◆ WHAT THE TASK ASKS: Your task is to copy every line of the entries that contains "October".

╭──

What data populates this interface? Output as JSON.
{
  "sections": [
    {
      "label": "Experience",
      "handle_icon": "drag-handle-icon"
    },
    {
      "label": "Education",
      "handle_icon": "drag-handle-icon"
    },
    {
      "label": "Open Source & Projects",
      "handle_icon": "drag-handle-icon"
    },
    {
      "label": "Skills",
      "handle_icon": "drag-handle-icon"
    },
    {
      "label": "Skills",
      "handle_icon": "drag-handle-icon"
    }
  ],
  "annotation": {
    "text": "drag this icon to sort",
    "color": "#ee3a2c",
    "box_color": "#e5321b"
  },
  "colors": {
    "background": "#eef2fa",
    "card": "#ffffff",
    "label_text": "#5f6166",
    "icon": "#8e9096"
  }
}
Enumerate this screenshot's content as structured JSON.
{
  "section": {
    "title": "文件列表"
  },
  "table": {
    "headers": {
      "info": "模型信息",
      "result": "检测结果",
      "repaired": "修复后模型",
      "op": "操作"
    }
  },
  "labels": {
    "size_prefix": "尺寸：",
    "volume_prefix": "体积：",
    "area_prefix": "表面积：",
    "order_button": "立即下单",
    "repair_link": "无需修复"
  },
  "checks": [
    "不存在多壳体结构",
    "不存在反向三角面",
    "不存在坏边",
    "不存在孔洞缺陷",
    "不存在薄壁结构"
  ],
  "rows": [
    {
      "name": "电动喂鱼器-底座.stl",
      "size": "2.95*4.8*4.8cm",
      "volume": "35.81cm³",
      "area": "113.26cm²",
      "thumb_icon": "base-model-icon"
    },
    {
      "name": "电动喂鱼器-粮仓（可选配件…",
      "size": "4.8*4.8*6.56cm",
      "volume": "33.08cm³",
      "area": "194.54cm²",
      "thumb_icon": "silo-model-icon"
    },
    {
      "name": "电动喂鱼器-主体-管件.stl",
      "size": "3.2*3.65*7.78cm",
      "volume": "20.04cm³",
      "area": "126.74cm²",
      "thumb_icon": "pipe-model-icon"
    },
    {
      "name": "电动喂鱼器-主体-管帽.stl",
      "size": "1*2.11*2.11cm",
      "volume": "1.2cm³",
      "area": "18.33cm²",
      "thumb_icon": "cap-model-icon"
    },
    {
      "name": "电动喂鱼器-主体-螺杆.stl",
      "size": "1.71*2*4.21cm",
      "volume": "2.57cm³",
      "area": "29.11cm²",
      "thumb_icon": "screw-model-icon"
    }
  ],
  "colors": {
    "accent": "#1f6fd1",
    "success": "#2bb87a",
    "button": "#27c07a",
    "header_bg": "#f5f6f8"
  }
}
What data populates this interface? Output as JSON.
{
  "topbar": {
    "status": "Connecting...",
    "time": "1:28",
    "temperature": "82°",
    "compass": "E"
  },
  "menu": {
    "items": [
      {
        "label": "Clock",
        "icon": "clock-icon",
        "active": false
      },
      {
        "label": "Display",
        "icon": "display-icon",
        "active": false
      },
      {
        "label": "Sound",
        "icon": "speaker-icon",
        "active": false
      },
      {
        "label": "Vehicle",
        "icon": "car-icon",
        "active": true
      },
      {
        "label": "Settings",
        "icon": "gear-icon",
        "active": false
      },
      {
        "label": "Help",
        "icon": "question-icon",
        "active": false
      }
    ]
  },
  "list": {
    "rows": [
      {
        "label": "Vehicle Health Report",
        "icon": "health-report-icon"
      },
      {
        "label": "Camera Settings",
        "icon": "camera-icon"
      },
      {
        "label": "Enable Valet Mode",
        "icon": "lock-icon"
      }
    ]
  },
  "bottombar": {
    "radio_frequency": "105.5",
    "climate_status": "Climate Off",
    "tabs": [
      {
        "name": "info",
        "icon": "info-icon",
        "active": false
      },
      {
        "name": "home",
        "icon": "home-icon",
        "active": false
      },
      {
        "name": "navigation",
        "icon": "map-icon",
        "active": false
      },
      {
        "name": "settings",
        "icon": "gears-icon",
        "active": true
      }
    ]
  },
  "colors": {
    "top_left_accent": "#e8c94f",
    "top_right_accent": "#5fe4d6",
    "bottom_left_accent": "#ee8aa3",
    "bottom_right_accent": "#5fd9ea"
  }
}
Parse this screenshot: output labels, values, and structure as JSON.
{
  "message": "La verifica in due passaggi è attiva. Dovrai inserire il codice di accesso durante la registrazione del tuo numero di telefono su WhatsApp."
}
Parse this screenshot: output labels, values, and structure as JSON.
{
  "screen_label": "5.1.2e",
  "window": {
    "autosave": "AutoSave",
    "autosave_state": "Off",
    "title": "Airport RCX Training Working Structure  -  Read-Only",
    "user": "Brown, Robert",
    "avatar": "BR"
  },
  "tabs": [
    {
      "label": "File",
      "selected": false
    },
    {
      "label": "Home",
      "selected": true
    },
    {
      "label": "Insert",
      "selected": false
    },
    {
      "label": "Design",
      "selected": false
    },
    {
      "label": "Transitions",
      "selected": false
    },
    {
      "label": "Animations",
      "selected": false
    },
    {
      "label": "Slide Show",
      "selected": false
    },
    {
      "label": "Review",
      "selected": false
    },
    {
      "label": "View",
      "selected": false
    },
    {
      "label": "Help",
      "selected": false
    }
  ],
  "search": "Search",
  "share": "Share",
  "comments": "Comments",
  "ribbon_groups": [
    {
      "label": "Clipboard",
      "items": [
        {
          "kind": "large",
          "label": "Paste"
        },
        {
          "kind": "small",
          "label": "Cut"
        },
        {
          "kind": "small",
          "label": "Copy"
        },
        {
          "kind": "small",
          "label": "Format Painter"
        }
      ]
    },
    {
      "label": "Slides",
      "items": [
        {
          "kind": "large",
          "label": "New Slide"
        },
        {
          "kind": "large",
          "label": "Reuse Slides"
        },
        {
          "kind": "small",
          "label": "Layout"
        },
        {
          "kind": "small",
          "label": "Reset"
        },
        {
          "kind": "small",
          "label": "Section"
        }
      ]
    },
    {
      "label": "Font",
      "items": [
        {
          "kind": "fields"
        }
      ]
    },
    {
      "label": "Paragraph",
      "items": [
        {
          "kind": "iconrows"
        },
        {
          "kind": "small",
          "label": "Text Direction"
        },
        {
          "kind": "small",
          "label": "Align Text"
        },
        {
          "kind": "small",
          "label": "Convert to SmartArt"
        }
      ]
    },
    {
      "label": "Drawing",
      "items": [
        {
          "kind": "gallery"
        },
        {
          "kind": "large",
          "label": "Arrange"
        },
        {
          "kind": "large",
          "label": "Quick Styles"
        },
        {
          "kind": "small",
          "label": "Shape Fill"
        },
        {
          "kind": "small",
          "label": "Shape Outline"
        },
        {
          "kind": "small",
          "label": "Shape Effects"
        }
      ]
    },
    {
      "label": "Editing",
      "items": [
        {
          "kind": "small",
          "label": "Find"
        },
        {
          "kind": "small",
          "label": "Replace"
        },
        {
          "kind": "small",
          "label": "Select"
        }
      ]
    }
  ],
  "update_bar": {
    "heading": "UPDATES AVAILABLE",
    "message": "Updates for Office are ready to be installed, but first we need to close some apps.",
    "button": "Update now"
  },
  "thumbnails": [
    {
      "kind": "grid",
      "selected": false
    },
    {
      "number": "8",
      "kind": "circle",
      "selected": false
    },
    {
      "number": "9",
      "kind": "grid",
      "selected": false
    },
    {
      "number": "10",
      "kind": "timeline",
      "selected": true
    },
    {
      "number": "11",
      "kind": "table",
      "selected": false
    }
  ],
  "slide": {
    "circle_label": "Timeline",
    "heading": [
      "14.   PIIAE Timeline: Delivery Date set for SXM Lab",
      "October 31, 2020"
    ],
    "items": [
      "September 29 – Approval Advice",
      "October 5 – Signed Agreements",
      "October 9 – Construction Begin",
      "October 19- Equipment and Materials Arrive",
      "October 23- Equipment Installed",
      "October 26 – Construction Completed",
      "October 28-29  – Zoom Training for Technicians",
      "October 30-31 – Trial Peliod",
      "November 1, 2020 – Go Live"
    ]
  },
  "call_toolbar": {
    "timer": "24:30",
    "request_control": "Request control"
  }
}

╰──

◆ RESPONSE BELOW:
      "October 31, 2020"
      "October 5 – Signed Agreements",
      "October 9 – Construction Begin",
      "October 19- Equipment and Materials Arrive",
      "October 23- Equipment Installed",
      "October 26 – Construction Completed",
      "October 28-29  – Zoom Training for Technicians",
      "October 30-31 – Trial Peliod",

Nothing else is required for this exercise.